    I am reading Steven Pinker's "The Blank Slate" this week-end. It has much to say about "having a good example" <DNA PUN> to follow. He is pretty much 50-50 as to Nature/Nurture. I think that is about right myself.
  13. Standard member royalchicken
    CHAOS GHOST!!!
    10 Aug '03 02:24
    Originally posted by StarValleyWy
    I'm betting they have done just fine. You seem to have personal integrity. That only comes from having had a a good example to follow. If you work at college, your parents will be rewarded perhaps more than you. Parents worry much more about their kids than they do about themselves. At least that has been my experience so far.

    I am reading Steven Pi ...[text shortened]... UN> to follow. He is pretty much 50-50 as to Nature/Nurture. I think that is about right myself.
    Yeah, maybe. But there are enough people you hear about who come from absolutely miserable backgrounds and don't reflect that at all, and vice versa. But maybe that's just misinterpretation or a wierd opinion of what's miserable. I wonder.

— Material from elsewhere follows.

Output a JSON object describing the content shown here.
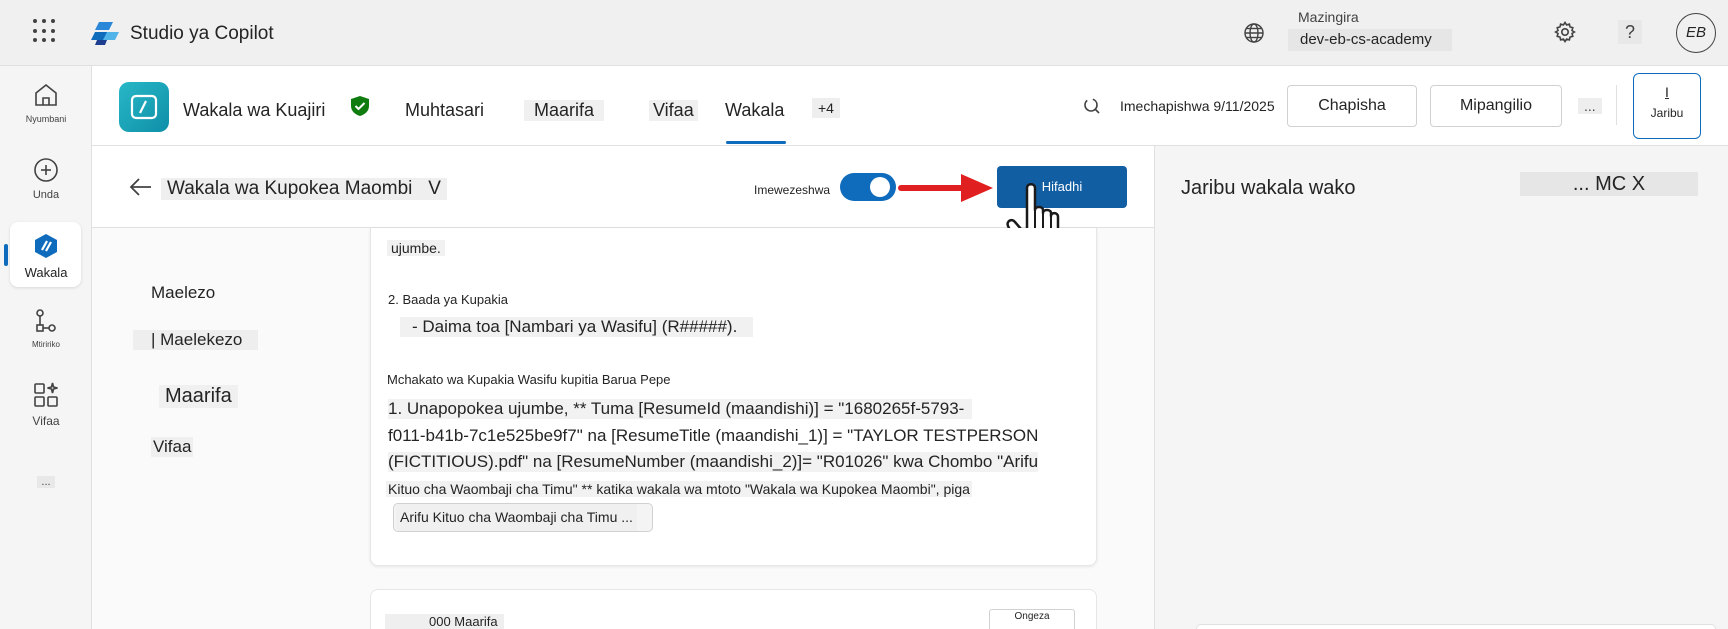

Incidentally, I've spent much of the evening making the Apostles Clan web site for kirksey957. If you've got a minute you might find it funny:

    www.geocities.com/rhpapostles

  14. Standard member StarValleyWy
    BentnevolentDictater
    10 Aug '03 02:32 / 1 edit
    Nice. I especially appreciated the "charlie and Bertie" reference. Very subtle, but good. Nice babes, fur's, racoonish in_fur_ences and all. Poor Kirk. He might have to buy knee pads to recoup from the 'babe's' page. Lot of repenting gunna need doing there! Just hope he doesn't develop a case of "Carter Heart"... you know, that "lusting" thing.
  15. Standard member royalchicken
    CHAOS GHOST!!!
    10 Aug '03 02:44
    Originally posted by StarValleyWy
    Nice. I especially appreciated the "charlie and Bertie" reference. Very subtle, but good. Nice babes, fur's, racoonish in_fur_ences and all. Poor Kirk. He might have to buy knee pads to recoup from the 'babe's' page. Lot of repenting gunna need doing there! Just hope he doesn't develop a case of "Carter Heart"... you know, that "lusting" thing.
    Hehe...thanks muchly. Erm, the Charlie & Bertie thing was so subtle that I don't quite know what it is . Incidentally, when you shock RHP with your rapidly expanding chess skillz this fall, I'd recommend joining or forming a clan. I can just imagine Kirk's Playboy interview...